Finally, some 1,400 people who were severely damaged by the $300 million Ponzi scheme known as Cay Clubs Resorts and Marinas can have some closure, even if their financial lives were damaged or even ruined.
Cay Clubs, you might recall, was the high-flying company that was buying resorts up and down the Keys in the mid-2000s promising investors high returns on their investments. The Cay Clubs pitch: Buy condo-hotel units that will be renovated, then rent them out for steady streams of income.
They certainly bought from the Tavernier-based companies, then found out they were duped around 2008, when Cay Clubs collapsed and founder Fred “Dave” Clark Davis and his wife Cristal Clark Coleman fled to Central America with millions of their ill-gotten gains in the bank. Turns out Cay Clubs was paying back old investors with new investors’ money, a classic Ponzi situation.
The Clarks were caught by U.S. marshals in 2014, Fred while in transit from Honduras to Panama and Cristal in Honduras.

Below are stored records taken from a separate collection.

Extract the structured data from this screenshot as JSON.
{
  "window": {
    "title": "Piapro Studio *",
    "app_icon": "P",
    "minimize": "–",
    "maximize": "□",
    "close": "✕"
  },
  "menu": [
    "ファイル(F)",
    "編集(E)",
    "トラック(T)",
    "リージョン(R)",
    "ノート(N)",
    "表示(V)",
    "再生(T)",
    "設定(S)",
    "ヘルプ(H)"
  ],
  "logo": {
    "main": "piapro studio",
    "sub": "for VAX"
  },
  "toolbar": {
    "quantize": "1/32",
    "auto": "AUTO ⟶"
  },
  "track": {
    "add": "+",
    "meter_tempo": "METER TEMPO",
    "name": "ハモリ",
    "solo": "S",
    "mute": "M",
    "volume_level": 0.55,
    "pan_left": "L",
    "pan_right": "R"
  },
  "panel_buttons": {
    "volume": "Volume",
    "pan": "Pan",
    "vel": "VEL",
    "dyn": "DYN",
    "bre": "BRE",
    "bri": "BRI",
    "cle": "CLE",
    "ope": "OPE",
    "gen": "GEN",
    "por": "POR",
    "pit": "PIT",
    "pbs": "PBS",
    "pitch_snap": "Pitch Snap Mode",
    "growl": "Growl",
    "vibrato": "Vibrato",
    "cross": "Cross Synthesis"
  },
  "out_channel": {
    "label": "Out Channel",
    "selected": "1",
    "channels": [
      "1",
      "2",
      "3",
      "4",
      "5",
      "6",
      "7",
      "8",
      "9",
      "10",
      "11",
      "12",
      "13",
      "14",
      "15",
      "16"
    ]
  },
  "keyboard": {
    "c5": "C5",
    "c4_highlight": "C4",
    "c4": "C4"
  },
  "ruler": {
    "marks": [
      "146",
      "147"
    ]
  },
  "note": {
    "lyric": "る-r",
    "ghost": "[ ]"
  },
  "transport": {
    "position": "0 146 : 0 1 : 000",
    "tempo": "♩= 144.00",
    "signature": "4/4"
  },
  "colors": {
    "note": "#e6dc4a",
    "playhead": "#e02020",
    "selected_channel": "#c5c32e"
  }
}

They were brought back to face justice in federal courts.
Prior to that, Cay Clubs didn’t only sell bogus investment, it marketed itself heavily to do so. Among other things, it sponsored a NASCAR racing team and at Tampa Bay Rays baseball games at Tropicana Field, it had a huge billboard behind home plate so every time a batter came to the plate, it was featured on television.
Friday, a federal jury convicted Orlando resident David Schwarz of four felony counts, including two counts of bank fraud, stemming from his Cay Clubs actions. He could get up to 90 years in prison though he will surely appeal.
Previously convicted were Fred Clark, who’s serving 40 years and appealing. The judge also ordered him to pay back more than $300 million. And previously, former Cay Clubs executives Barry Graham, 59, and Ricky Lynn Stokes, 54, both formerly of Fort Myers, pleaded guilty to conspiracy to commit bank fraud and were sentenced to 60 month, and 30 months, respectively.
Crystal Clark, who was in sales, was acquitted of all charges.
Everyone knew long before Cay Clubs, which sold units in the Keys, Clearwater and Las Vegas, collapsed that it was collapsing. Nearly every day in the late 2000s, this newspaper was getting calls from people who worked at Cay Clubs resorts saying another group had just been laid off, that more musicians were having their gigs canceled.
At what was then Sombrero Resort in Marathon, the residents saw what was happening and demanded a meeting with Cay Clubs executives and invited a reporter from this newspaper. When he showed up, he had the door shut in his face, not by the residents but by the executives.
Lots of scammers come through the Keys but Dave Clark, Schwarz, Graham and Stokes were scam royalty. Since they’vee been toppled from their thrones, perhaps those they preyed upon can feel at least some sense of satisfaction, even if their bank and retirement accounts don’t..